Ahead of producer James Mackay’s talk at the Museum on 27 October (which we will also be livestreaming), Garden Museum Curator Emma House delves into the making of Derek Jarman’s experimental Super 8 masterpiece, ‘The Garden’:
Producer James Mackay met Derek Jarman in 1979 whilst working at the London Filmmakers’ Co-op. In 1981, he established a production and distribution company, Dark Picture, concentrating on new film and video. In the late 1980s after working with Jarman on The Angelic Conversation (1985), he set about raising finances for a feature length film.
Jarman’s garden at Prospect Cottage became the setting for his film The Garden (1990), an exploration of sexual repression, homophobia and religious iconography.
Filming on location at Dungeness was a challenge, working with a single 16mm camera, it was far from easy maneuvering the heavy equipment and cables across the shingle. The film captures the beauty of Dungeness as waves lap against the shingle and the sky turns flame red against the backdrop of the power station.
Super 8 film had been Jarman’s original format for producing films. The small compact camera was easy to load and set him free of the restrictions of using a tripod. It allowed for the incorporation of hand-held, free flowing gestures that are possible only with cameras that are light and simple to use. The freedom of the three minute long films meant that the plants in his garden such as ‘poppies with a bee hovering over them’ provided jewel-like pieces of film that Jarman had continued to capture whilst working in his garden and exploring the ness.

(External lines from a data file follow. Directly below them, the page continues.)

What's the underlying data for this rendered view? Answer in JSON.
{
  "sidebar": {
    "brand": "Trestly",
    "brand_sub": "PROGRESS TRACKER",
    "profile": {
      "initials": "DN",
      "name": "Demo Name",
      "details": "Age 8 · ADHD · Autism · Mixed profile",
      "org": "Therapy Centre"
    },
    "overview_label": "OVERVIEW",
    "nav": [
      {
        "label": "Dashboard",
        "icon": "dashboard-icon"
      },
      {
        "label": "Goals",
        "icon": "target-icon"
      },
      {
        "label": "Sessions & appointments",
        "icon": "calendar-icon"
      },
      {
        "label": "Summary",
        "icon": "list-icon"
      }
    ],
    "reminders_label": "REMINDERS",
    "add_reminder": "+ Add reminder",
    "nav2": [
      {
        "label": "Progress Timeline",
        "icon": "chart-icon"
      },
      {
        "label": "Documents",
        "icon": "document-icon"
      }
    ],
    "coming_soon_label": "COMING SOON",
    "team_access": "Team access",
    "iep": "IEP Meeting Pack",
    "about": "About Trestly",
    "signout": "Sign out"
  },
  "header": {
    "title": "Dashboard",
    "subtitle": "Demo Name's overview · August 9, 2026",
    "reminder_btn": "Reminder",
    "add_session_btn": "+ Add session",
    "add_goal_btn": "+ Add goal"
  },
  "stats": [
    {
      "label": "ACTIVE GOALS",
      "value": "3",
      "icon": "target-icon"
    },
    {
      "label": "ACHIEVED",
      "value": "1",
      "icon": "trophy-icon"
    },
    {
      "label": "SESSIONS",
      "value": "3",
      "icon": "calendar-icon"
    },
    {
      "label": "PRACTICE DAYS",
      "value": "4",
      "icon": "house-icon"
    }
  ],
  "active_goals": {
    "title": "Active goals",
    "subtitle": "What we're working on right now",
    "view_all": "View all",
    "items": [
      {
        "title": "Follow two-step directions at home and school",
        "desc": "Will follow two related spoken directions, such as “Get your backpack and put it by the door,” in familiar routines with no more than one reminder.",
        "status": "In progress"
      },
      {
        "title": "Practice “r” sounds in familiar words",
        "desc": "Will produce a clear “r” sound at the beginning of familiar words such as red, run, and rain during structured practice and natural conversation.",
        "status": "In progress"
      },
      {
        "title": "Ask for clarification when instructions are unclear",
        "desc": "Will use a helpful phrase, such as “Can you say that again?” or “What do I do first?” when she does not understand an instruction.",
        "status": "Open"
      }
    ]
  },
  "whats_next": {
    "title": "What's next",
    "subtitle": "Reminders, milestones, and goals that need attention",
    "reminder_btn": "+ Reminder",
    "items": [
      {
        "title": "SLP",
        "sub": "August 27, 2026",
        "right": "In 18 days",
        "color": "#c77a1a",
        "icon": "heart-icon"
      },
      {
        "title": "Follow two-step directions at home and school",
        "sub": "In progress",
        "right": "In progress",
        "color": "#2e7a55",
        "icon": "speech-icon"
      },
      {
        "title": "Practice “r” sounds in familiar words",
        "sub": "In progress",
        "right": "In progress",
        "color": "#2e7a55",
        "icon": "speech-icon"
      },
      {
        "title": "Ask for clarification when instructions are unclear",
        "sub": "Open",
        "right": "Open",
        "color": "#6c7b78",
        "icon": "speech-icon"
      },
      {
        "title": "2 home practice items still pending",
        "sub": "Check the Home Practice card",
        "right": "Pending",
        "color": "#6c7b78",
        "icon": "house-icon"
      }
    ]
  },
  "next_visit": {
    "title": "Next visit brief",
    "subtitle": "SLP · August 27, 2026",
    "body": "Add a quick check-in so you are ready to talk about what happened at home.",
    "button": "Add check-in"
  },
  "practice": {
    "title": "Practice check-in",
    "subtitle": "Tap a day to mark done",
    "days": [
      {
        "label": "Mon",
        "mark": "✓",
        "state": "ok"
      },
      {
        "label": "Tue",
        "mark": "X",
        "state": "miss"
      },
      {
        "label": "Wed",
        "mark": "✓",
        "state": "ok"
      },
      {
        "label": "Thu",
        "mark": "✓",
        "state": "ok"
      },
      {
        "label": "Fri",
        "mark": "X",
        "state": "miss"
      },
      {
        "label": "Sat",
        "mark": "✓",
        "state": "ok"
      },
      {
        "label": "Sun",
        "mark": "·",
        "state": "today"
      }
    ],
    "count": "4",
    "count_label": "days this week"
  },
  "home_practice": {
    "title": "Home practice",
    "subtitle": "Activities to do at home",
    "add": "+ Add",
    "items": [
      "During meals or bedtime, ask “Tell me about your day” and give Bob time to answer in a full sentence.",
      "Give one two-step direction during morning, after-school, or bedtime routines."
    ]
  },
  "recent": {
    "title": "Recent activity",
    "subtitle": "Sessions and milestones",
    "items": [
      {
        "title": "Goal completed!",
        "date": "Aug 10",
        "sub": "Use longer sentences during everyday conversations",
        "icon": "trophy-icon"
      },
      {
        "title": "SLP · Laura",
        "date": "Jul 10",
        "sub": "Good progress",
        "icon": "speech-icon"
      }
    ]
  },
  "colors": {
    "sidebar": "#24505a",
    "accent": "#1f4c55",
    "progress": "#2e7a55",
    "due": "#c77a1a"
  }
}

These short pieces of film were incorporated into The Garden, giving it a much deeper sense of place. Biographical in its nature, Jarman is captured on Super 8 by friends, featuring repeatedly in the film watering his beloved garden potting up cuttings, preparing the ground for new plants and placing his talismanic rosaries of stones.
As James Mackay recalls, Jarman ‘created a social way of making films. On one level they’re very serious, and on another level they’re a lot of fun, both to watch and to make.’ The Garden therefore incorporates a team of Jarman’s friends and collaborators. He commissioned Simon Fisher Turner to produce the soundtrack that adds drama and brings together the collage of Super 8 and 16mm film.